Rose and platinum

The Tonneau Skeleton is available in 18k rose gold or platinum. Though both are identical in every way save for material and colour, they are strikingly different.

The rose gold version is extravagant, probably a bit too much. Because the rose gold version matches a rose gold case with rose gold gilding on the movement, the resulting watch is extremely, well, rosy.

My pick is the platinum, which is calm and restrained. The rose gold is arguably a better buy, costing about 15% less (though the watch is pricey enough that probably doesn’t matter).

Concluding thoughts

The Tonneau Skeleton is a beautifully designed watch with an appealing movement (excepting the Etachron regulator). And the limited edition – 100 pieces in each metal – is small enough that it will remain fairly uncommon.

But the watch is hindered by an overly ambitious price.

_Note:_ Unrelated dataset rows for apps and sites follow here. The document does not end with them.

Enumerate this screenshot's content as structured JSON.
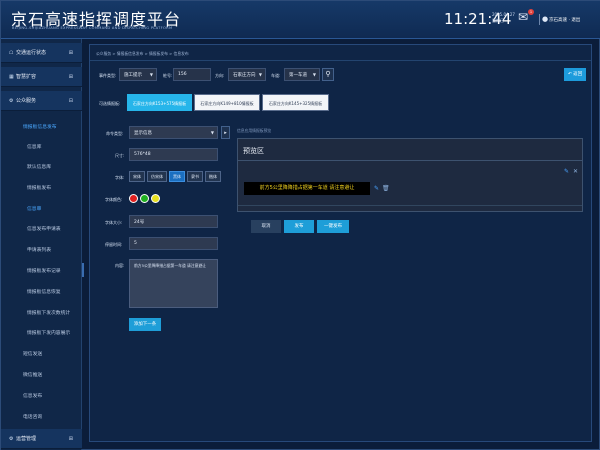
{
  "header": {
    "title": "京石高速指挥调度平台",
    "subtitle": "BEIJING-SHIJIAZHUANG EXPRESSWAY COMMAND AND DISPATCHING PLATFORM",
    "time": "11:21:44",
    "date": "2025.04.27",
    "weekday": "星期日",
    "notification_count": "1",
    "user": "京石高速",
    "logout": "退出"
  },
  "sidebar": {
    "top_items": [
      {
        "icon": "home-icon",
        "label": "交通运行状态",
        "toggle": "⊞"
      },
      {
        "icon": "grid-icon",
        "label": "智慧扩容",
        "toggle": "⊞"
      },
      {
        "icon": "service-icon",
        "label": "公众服务",
        "toggle": "⊟"
      }
    ],
    "section_head": "情报板信息发布",
    "sub_items": [
      "信息库",
      "默认信息库",
      "情报板发布",
      "信息审",
      "信息发布申请表",
      "申请表列表",
      "情报板发布记录",
      "情报板信息恢复",
      "情报板下发次数统计",
      "情报板下发内容展示"
    ],
    "items2": [
      "短信发送",
      "微信推送",
      "信息发布",
      "电话咨询"
    ],
    "bottom_item": {
      "icon": "gear-icon",
      "label": "运营管理",
      "toggle": "⊞"
    }
  },
  "main": {
    "breadcrumb": "公众服务  >  情报板信息发布  >  情报板发布  >  信息发布",
    "filters": {
      "type_label": "事件类型:",
      "type_value": "施工提示",
      "km_label": "桩号:",
      "km_value": "156",
      "dir_label": "方向:",
      "dir_value": "石家庄方向",
      "lane_label": "车道:",
      "lane_value": "第一车道",
      "search_icon": "search-icon"
    },
    "back_label": "返回",
    "board_label": "可选情报板:",
    "boards": [
      "石家庄方向K153+575情报板",
      "石家庄方向K149+810情报板",
      "石家庄方向K145+325情报板"
    ],
    "form": {
      "cmd_label": "命令类型:",
      "cmd_value": "显示信息",
      "size_label": "尺寸:",
      "size_value": "576*48",
      "font_label": "字体:",
      "fonts": [
        "宋体",
        "仿宋体",
        "黑体",
        "隶书",
        "楷体"
      ],
      "color_label": "字体颜色:",
      "colors": [
        "#e02020",
        "#20b020",
        "#e8e020"
      ],
      "font_size_label": "字体大小:",
      "font_size_value": "24号",
      "stay_label": "停留时间:",
      "stay_value": "5",
      "content_label": "内容:",
      "content_value": "前方5公里降降措占据第一车道 请注意避让",
      "add_button": "添加下一条"
    },
    "preview": {
      "caption": "信息应用情报板预览",
      "title": "预览区",
      "led_text": "前方5公里降降措占据第一车道 请注意避让"
    },
    "actions": {
      "cancel": "取消",
      "publish": "发布",
      "one_click": "一键发布"
    }
  }
}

With the platinum model priced at just under US$80,000, the Tonneau Skeleton does not score well on its price-performance ratio.

Key facts and price

Cartier Privé Tonneau Skeleton Dual Time
Ref. WHTN0006 (platinum)
Ref. WHTN0005 (18k pink gold)

Case diameter: 29.8 mm (length 52.4 mm)
Case height: 11.9 mm
Material: Platinum or pink gold
Water resistance: 30 m

Movement: 9919 MC
Features: Dual time zones, independently adjustable
Frequency: 28,800 beats per hour (4 Hz)
Winding: Hand-wind
Power reserve: 60 hours

Strap: Alligator with folding clasp

Limited edition: 100 pieces each in platinum and pink gold
 From Cartier boutiques and retailers
Price: US$68,500 in pink gold; US$78,500 in platinum (or 94,500 and 109,000 Singapore dollars)

For more, visit Cartier.com.

Update March 2, 2020: The upper crown sets both time zones simultaneously, and not just the upper sub-dial as implied in an earlier version of the article.

Back to top.

You may also enjoy these.